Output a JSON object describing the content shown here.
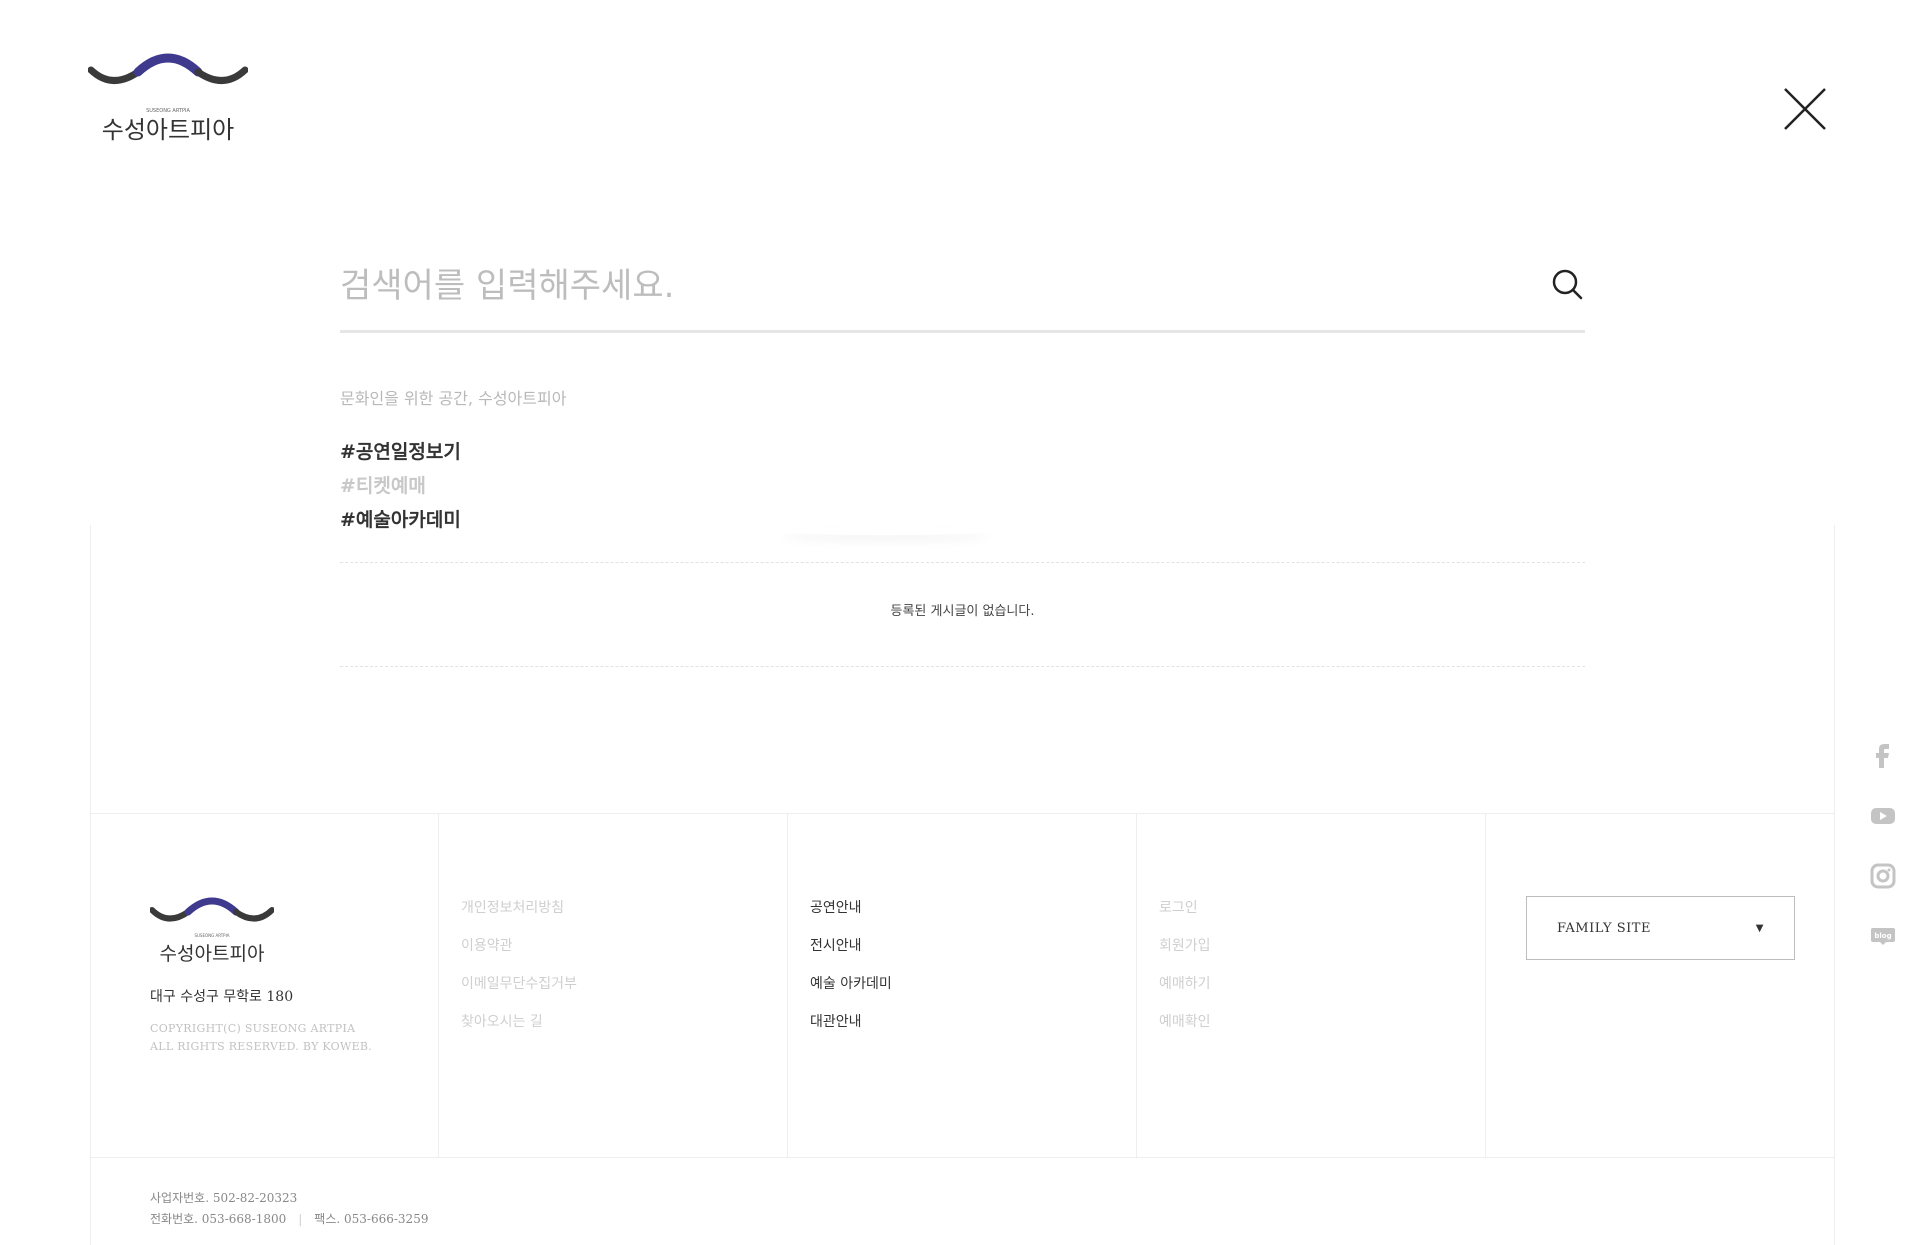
{
  "logo": {
    "subtitle": "SUSEONG ARTPIA",
    "name": "수성아트피아",
    "colors": {
      "arc_left": "#3a3a3a",
      "arc_center": "#3f3a8e",
      "arc_right": "#3a3a3a"
    }
  },
  "search": {
    "placeholder": "검색어를 입력해주세요.",
    "value": "",
    "icon": "search-icon"
  },
  "close": {
    "icon": "close-icon"
  },
  "suggestions": {
    "title": "문화인을 위한 공간, 수성아트피아",
    "tags": [
      {
        "label": "#공연일정보기",
        "style": "dark"
      },
      {
        "label": "#티켓예매",
        "style": "light"
      },
      {
        "label": "#예술아카데미",
        "style": "dark"
      }
    ]
  },
  "board": {
    "empty_message": "등록된 게시글이 없습니다."
  },
  "footer": {
    "address": "대구 수성구 무학로 180",
    "copyright_line1": "COPYRIGHT(C) SUSEONG ARTPIA",
    "copyright_line2": "ALL RIGHTS RESERVED. BY KOWEB.",
    "links_col1": [
      "개인정보처리방침",
      "이용약관",
      "이메일무단수집거부",
      "찾아오시는 길"
    ],
    "links_col2": [
      "공연안내",
      "전시안내",
      "예술 아카데미",
      "대관안내"
    ],
    "links_col3": [
      "로그인",
      "회원가입",
      "예매하기",
      "예매확인"
    ],
    "family_site": {
      "label": "FAMILY SITE",
      "icon": "caret-down-icon"
    },
    "business_no": "사업자번호. 502-82-20323",
    "phone": "전화번호. 053-668-1800",
    "fax": "팩스. 053-666-3259"
  },
  "social": [
    {
      "name": "facebook-icon"
    },
    {
      "name": "youtube-icon"
    },
    {
      "name": "instagram-icon"
    },
    {
      "name": "blog-icon"
    }
  ]
}
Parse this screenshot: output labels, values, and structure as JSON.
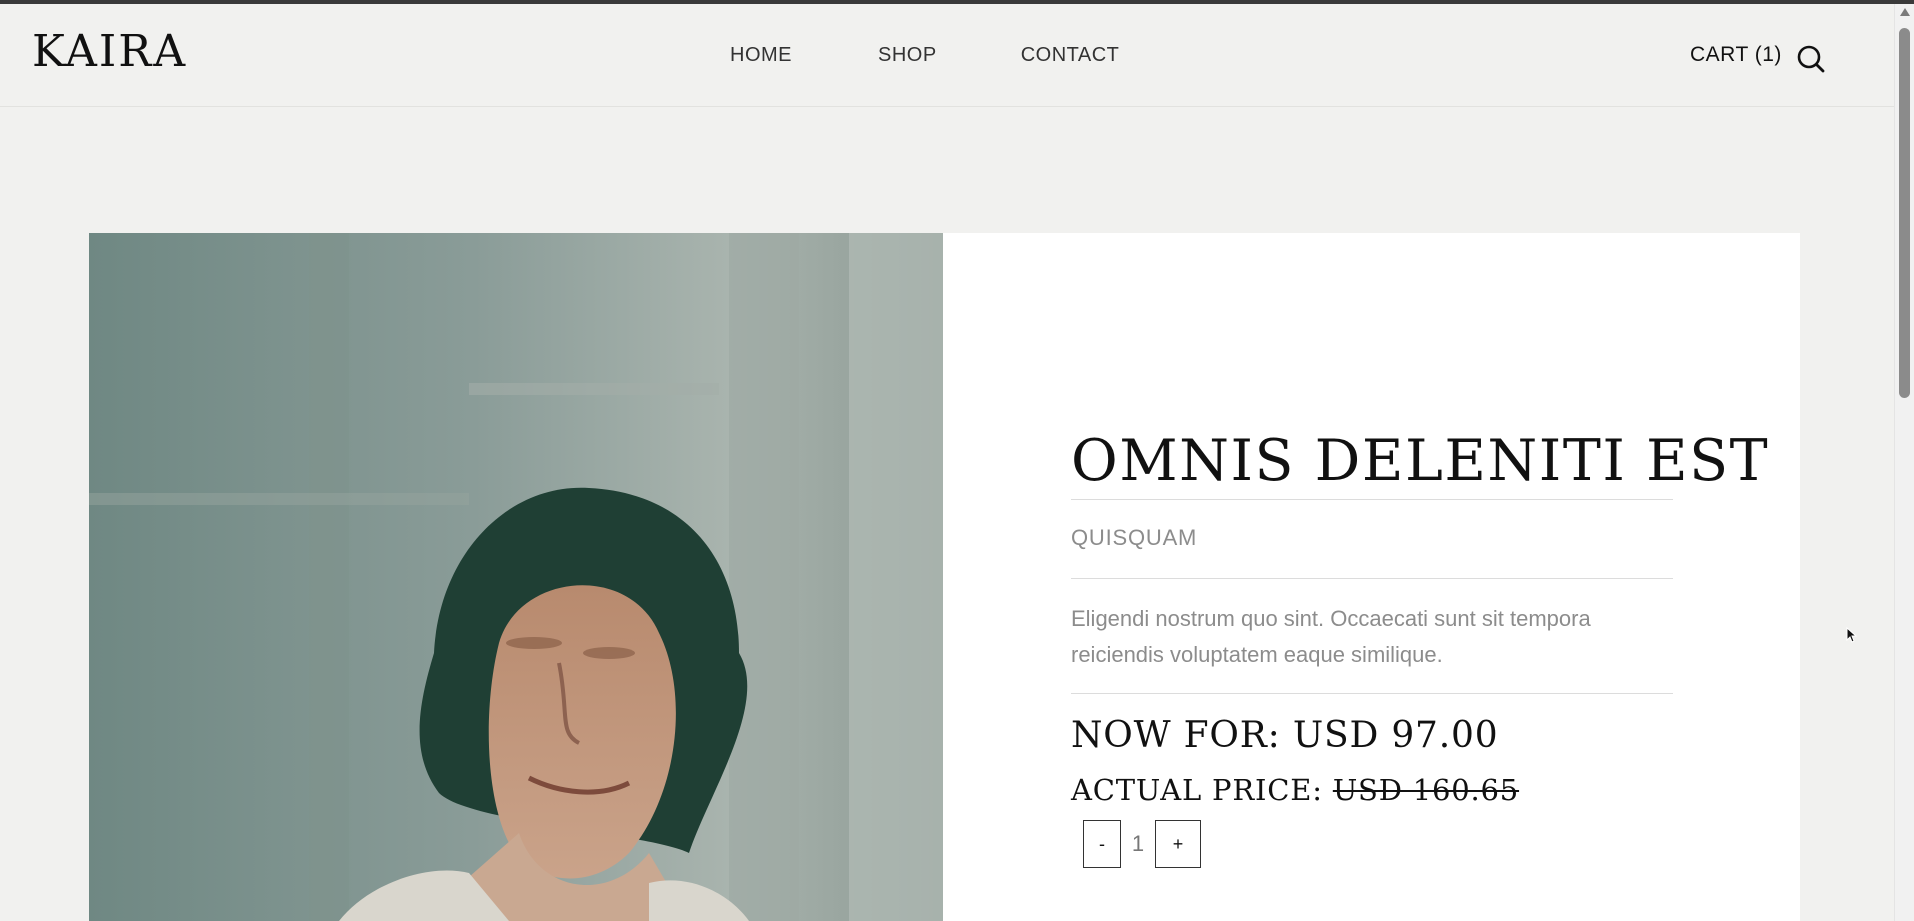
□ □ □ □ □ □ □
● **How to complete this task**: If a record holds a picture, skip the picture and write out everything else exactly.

● **Task response**:
Output a JSON object describing the content shown here.
{
  "logo": {
    "subtitle": "SUSEONG ARTPIA",
    "name": "수성아트피아",
    "colors": {
      "arc_left": "#3a3a3a",
      "arc_center": "#3f3a8e",
      "arc_right": "#3a3a3a"
    }
  },
  "search": {
    "placeholder": "검색어를 입력해주세요.",
    "value": "",
    "icon": "search-icon"
  },
  "close": {
    "icon": "close-icon"
  },
  "suggestions": {
    "title": "문화인을 위한 공간, 수성아트피아",
    "tags": [
      {
        "label": "#공연일정보기",
        "style": "dark"
      },
      {
        "label": "#티켓예매",
        "style": "light"
      },
      {
        "label": "#예술아카데미",
        "style": "dark"
      }
    ]
  },
  "board": {
    "empty_message": "등록된 게시글이 없습니다."
  },
  "footer": {
    "address": "대구 수성구 무학로 180",
    "copyright_line1": "COPYRIGHT(C) SUSEONG ARTPIA",
    "copyright_line2": "ALL RIGHTS RESERVED. BY KOWEB.",
    "links_col1": [
      "개인정보처리방침",
      "이용약관",
      "이메일무단수집거부",
      "찾아오시는 길"
    ],
    "links_col2": [
      "공연안내",
      "전시안내",
      "예술 아카데미",
      "대관안내"
    ],
    "links_col3": [
      "로그인",
      "회원가입",
      "예매하기",
      "예매확인"
    ],
    "family_site": {
      "label": "FAMILY SITE",
      "icon": "caret-down-icon"
    },
    "business_no": "사업자번호. 502-82-20323",
    "phone": "전화번호. 053-668-1800",
    "fax": "팩스. 053-666-3259"
  },
  "social": [
    {
      "name": "facebook-icon"
    },
    {
      "name": "youtube-icon"
    },
    {
      "name": "instagram-icon"
    },
    {
      "name": "blog-icon"
    }
  ]
}
Parse this screenshot: output labels, values, and structure as JSON.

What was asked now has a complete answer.